[Opening Given data section]

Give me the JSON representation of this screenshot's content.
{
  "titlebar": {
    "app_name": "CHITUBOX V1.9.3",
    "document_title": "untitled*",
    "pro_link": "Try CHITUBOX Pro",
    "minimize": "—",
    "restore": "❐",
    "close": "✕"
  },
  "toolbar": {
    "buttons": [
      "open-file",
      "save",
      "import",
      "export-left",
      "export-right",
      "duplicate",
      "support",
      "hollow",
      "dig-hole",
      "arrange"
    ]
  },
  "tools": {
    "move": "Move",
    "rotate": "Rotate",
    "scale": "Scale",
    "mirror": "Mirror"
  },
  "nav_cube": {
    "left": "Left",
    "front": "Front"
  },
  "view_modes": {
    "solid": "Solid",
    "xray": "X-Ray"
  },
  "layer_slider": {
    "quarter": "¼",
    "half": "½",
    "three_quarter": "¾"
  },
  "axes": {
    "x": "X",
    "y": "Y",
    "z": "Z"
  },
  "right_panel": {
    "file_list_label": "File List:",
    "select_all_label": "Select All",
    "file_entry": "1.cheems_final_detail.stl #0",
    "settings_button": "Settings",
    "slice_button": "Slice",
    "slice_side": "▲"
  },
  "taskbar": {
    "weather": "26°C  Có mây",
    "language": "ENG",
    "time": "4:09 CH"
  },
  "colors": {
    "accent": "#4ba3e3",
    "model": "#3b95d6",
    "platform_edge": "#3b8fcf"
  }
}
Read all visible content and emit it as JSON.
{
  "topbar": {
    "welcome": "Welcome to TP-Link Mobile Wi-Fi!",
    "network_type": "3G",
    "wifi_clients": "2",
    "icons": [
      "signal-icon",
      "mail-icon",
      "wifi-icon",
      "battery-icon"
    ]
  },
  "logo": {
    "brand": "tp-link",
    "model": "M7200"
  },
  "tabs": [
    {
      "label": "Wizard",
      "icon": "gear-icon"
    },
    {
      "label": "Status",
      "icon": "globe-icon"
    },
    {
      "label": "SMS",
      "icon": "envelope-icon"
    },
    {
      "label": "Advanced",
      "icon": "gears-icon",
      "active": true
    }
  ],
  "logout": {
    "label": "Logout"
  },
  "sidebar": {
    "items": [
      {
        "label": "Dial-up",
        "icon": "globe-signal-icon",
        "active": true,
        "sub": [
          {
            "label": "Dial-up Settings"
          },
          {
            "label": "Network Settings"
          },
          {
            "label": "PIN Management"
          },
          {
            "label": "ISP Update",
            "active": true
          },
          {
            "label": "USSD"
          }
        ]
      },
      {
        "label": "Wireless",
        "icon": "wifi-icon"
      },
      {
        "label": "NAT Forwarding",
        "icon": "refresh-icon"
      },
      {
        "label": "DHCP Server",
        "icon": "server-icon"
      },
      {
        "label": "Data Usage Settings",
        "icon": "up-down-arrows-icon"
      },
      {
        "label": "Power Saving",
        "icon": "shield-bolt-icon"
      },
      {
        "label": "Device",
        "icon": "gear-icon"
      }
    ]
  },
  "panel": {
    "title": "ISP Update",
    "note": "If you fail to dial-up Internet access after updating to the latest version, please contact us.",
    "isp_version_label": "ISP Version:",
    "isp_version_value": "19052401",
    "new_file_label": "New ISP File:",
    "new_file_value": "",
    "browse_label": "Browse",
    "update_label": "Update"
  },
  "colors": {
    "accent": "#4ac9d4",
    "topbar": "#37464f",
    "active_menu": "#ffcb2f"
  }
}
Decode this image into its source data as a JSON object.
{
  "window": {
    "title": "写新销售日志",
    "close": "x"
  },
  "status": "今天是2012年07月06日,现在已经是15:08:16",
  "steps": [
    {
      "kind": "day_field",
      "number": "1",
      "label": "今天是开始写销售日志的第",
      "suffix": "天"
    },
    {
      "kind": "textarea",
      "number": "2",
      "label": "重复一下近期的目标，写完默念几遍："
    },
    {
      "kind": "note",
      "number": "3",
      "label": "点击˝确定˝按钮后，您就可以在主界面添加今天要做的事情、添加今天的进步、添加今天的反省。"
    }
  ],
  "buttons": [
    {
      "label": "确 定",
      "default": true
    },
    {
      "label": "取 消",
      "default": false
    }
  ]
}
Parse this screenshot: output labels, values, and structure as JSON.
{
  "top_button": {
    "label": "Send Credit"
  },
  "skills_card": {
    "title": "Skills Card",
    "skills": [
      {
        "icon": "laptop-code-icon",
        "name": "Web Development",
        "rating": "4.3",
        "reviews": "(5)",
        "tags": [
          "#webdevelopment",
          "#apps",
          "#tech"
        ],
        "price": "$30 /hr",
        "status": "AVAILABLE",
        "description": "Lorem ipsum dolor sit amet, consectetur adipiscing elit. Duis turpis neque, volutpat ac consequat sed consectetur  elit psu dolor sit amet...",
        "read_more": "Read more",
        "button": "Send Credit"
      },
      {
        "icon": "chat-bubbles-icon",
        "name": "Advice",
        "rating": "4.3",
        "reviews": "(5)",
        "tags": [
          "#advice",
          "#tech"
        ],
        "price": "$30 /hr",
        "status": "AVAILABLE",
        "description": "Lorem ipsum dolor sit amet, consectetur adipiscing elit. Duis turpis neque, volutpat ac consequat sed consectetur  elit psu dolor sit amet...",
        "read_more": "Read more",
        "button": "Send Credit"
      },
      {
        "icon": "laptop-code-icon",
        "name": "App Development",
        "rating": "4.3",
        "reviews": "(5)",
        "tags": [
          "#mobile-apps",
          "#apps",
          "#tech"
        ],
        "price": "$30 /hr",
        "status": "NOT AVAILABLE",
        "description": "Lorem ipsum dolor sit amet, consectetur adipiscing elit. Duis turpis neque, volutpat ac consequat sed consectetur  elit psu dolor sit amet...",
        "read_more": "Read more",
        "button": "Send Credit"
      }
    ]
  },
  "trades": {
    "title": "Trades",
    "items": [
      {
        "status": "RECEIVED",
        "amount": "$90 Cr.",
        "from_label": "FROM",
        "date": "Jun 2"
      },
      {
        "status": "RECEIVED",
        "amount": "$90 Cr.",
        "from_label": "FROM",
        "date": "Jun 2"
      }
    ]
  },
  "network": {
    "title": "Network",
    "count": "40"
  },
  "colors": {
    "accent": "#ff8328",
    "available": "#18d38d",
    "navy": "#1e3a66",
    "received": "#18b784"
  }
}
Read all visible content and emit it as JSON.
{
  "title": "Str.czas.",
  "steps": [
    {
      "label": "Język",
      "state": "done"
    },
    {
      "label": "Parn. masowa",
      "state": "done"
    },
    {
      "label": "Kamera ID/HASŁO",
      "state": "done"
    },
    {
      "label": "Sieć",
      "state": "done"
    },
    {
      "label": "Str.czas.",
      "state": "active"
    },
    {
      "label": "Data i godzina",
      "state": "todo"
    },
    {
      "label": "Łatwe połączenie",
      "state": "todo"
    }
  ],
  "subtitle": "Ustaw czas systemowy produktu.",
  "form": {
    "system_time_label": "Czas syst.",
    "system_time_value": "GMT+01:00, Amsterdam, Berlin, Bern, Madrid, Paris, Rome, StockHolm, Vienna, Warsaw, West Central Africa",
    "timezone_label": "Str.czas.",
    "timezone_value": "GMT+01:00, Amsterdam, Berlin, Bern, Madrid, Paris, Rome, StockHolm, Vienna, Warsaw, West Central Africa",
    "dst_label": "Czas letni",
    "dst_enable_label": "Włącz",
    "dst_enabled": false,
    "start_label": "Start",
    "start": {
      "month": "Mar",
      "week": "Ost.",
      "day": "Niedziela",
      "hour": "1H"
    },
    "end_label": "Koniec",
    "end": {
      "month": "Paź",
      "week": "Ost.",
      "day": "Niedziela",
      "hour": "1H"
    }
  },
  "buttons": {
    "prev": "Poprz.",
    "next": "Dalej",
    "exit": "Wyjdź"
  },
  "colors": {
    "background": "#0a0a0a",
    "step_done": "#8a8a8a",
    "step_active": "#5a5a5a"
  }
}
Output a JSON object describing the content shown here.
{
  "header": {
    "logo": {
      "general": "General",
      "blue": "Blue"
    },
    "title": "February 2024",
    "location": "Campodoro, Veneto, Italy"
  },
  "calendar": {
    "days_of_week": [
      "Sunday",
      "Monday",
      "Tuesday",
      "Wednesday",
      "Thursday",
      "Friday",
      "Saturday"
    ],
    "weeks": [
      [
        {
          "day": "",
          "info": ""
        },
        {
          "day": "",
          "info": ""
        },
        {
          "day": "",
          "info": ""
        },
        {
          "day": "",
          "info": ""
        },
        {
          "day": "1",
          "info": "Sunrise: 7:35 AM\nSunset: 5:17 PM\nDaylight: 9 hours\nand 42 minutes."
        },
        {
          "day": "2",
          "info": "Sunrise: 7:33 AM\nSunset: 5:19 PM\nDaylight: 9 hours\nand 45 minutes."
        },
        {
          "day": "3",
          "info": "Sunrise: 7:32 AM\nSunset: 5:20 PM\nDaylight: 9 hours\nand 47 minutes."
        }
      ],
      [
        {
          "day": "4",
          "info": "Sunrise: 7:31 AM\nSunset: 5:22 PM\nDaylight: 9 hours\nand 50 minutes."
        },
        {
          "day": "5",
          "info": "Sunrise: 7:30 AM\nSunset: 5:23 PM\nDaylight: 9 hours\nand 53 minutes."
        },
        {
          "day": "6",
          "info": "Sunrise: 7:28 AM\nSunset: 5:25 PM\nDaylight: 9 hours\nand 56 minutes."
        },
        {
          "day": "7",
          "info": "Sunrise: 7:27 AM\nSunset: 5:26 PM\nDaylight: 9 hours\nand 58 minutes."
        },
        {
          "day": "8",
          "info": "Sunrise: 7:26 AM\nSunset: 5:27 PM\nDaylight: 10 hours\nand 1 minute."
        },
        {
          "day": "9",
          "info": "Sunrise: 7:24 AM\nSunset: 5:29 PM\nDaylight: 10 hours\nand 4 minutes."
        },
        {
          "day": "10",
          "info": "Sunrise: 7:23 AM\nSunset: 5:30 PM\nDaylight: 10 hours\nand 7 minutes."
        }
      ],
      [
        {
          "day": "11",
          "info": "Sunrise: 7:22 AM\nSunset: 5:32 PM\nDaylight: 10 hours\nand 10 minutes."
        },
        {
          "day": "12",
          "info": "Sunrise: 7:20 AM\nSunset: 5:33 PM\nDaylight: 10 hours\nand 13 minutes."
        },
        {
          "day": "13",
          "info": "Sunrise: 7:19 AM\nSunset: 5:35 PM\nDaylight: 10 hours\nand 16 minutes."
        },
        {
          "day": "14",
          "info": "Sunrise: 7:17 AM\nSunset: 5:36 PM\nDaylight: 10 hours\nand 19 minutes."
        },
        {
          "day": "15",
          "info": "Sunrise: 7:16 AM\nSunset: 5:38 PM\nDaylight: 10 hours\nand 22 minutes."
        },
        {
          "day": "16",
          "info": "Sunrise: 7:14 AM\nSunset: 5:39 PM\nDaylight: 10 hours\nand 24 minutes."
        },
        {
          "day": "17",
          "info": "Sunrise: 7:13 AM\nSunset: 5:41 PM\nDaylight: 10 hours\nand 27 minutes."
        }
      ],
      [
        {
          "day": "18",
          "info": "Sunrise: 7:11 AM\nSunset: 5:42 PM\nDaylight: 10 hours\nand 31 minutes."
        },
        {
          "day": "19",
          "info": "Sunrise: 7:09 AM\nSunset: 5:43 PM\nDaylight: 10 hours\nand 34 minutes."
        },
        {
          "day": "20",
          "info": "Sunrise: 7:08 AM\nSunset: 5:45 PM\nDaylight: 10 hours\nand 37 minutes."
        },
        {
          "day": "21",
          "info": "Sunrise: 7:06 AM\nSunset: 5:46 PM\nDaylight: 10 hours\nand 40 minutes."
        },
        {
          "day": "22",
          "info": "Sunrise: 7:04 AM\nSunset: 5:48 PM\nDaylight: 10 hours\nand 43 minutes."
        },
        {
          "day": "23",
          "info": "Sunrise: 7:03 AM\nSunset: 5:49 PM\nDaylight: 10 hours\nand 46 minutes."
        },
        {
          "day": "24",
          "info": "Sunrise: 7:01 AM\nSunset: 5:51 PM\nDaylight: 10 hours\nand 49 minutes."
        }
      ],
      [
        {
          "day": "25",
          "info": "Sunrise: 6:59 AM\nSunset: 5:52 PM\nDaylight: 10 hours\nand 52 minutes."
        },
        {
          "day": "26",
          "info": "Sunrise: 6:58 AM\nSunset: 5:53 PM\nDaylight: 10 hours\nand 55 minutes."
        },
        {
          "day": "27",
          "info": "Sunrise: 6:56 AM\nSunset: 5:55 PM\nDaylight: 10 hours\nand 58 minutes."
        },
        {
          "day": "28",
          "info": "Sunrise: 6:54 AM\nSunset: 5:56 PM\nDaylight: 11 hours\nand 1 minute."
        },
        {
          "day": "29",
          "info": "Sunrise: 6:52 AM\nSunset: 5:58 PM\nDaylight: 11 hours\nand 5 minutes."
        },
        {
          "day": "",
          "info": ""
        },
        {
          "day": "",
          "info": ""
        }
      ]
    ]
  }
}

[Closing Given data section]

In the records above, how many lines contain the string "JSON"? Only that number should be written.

6